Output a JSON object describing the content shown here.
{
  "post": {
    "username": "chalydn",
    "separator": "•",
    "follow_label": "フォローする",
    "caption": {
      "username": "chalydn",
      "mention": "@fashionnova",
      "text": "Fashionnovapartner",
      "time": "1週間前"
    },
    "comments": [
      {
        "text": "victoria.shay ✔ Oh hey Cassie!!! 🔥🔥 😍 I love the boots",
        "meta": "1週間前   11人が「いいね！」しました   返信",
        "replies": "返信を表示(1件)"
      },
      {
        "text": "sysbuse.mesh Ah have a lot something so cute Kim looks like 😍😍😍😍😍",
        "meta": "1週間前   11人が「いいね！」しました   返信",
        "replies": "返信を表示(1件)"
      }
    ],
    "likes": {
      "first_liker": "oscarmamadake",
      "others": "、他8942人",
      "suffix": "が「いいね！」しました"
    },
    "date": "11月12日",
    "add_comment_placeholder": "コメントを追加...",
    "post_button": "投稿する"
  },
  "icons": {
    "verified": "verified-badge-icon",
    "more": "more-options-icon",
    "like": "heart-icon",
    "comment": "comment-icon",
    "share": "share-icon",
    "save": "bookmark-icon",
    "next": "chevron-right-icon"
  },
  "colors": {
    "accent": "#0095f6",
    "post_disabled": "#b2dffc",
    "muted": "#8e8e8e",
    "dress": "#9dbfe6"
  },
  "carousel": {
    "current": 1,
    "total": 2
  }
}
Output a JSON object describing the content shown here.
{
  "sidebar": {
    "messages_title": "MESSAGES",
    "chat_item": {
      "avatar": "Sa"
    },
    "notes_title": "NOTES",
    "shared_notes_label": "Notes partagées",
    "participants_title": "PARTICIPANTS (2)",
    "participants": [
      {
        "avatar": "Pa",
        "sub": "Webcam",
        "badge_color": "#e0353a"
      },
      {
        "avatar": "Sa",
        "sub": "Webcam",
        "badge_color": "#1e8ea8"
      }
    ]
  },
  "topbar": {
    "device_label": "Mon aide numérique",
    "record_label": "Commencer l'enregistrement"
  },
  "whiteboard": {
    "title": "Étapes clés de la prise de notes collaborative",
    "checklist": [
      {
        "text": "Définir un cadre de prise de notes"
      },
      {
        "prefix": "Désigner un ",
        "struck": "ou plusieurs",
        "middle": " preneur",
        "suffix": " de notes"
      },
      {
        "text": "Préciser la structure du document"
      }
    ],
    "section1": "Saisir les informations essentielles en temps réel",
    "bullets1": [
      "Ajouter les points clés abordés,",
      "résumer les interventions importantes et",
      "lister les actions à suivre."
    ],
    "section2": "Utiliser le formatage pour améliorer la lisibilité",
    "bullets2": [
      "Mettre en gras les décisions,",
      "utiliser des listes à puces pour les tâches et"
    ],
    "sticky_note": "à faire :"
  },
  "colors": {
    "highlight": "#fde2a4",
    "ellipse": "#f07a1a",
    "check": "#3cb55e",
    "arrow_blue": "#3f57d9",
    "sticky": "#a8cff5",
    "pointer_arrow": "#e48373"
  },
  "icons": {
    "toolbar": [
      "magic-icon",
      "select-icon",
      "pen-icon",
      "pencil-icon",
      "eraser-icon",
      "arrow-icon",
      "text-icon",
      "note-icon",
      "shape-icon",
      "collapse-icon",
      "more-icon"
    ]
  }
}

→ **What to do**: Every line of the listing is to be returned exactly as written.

→ **Exercise solution**:
Output a JSON object describing the content shown here.
{
  "post": {
    "username": "chalydn",
    "separator": "•",
    "follow_label": "フォローする",
    "caption": {
      "username": "chalydn",
      "mention": "@fashionnova",
      "text": "Fashionnovapartner",
      "time": "1週間前"
    },
    "comments": [
      {
        "text": "victoria.shay ✔ Oh hey Cassie!!! 🔥🔥 😍 I love the boots",
        "meta": "1週間前   11人が「いいね！」しました   返信",
        "replies": "返信を表示(1件)"
      },
      {
        "text": "sysbuse.mesh Ah have a lot something so cute Kim looks like 😍😍😍😍😍",
        "meta": "1週間前   11人が「いいね！」しました   返信",
        "replies": "返信を表示(1件)"
      }
    ],
    "likes": {
      "first_liker": "oscarmamadake",
      "others": "、他8942人",
      "suffix": "が「いいね！」しました"
    },
    "date": "11月12日",
    "add_comment_placeholder": "コメントを追加...",
    "post_button": "投稿する"
  },
  "icons": {
    "verified": "verified-badge-icon",
    "more": "more-options-icon",
    "like": "heart-icon",
    "comment": "comment-icon",
    "share": "share-icon",
    "save": "bookmark-icon",
    "next": "chevron-right-icon"
  },
  "colors": {
    "accent": "#0095f6",
    "post_disabled": "#b2dffc",
    "muted": "#8e8e8e",
    "dress": "#9dbfe6"
  },
  "carousel": {
    "current": 1,
    "total": 2
  }
}
Output a JSON object describing the content shown here.
{
  "sidebar": {
    "messages_title": "MESSAGES",
    "chat_item": {
      "avatar": "Sa"
    },
    "notes_title": "NOTES",
    "shared_notes_label": "Notes partagées",
    "participants_title": "PARTICIPANTS (2)",
    "participants": [
      {
        "avatar": "Pa",
        "sub": "Webcam",
        "badge_color": "#e0353a"
      },
      {
        "avatar": "Sa",
        "sub": "Webcam",
        "badge_color": "#1e8ea8"
      }
    ]
  },
  "topbar": {
    "device_label": "Mon aide numérique",
    "record_label": "Commencer l'enregistrement"
  },
  "whiteboard": {
    "title": "Étapes clés de la prise de notes collaborative",
    "checklist": [
      {
        "text": "Définir un cadre de prise de notes"
      },
      {
        "prefix": "Désigner un ",
        "struck": "ou plusieurs",
        "middle": " preneur",
        "suffix": " de notes"
      },
      {
        "text": "Préciser la structure du document"
      }
    ],
    "section1": "Saisir les informations essentielles en temps réel",
    "bullets1": [
      "Ajouter les points clés abordés,",
      "résumer les interventions importantes et",
      "lister les actions à suivre."
    ],
    "section2": "Utiliser le formatage pour améliorer la lisibilité",
    "bullets2": [
      "Mettre en gras les décisions,",
      "utiliser des listes à puces pour les tâches et"
    ],
    "sticky_note": "à faire :"
  },
  "colors": {
    "highlight": "#fde2a4",
    "ellipse": "#f07a1a",
    "check": "#3cb55e",
    "arrow_blue": "#3f57d9",
    "sticky": "#a8cff5",
    "pointer_arrow": "#e48373"
  },
  "icons": {
    "toolbar": [
      "magic-icon",
      "select-icon",
      "pen-icon",
      "pencil-icon",
      "eraser-icon",
      "arrow-icon",
      "text-icon",
      "note-icon",
      "shape-icon",
      "collapse-icon",
      "more-icon"
    ]
  }
}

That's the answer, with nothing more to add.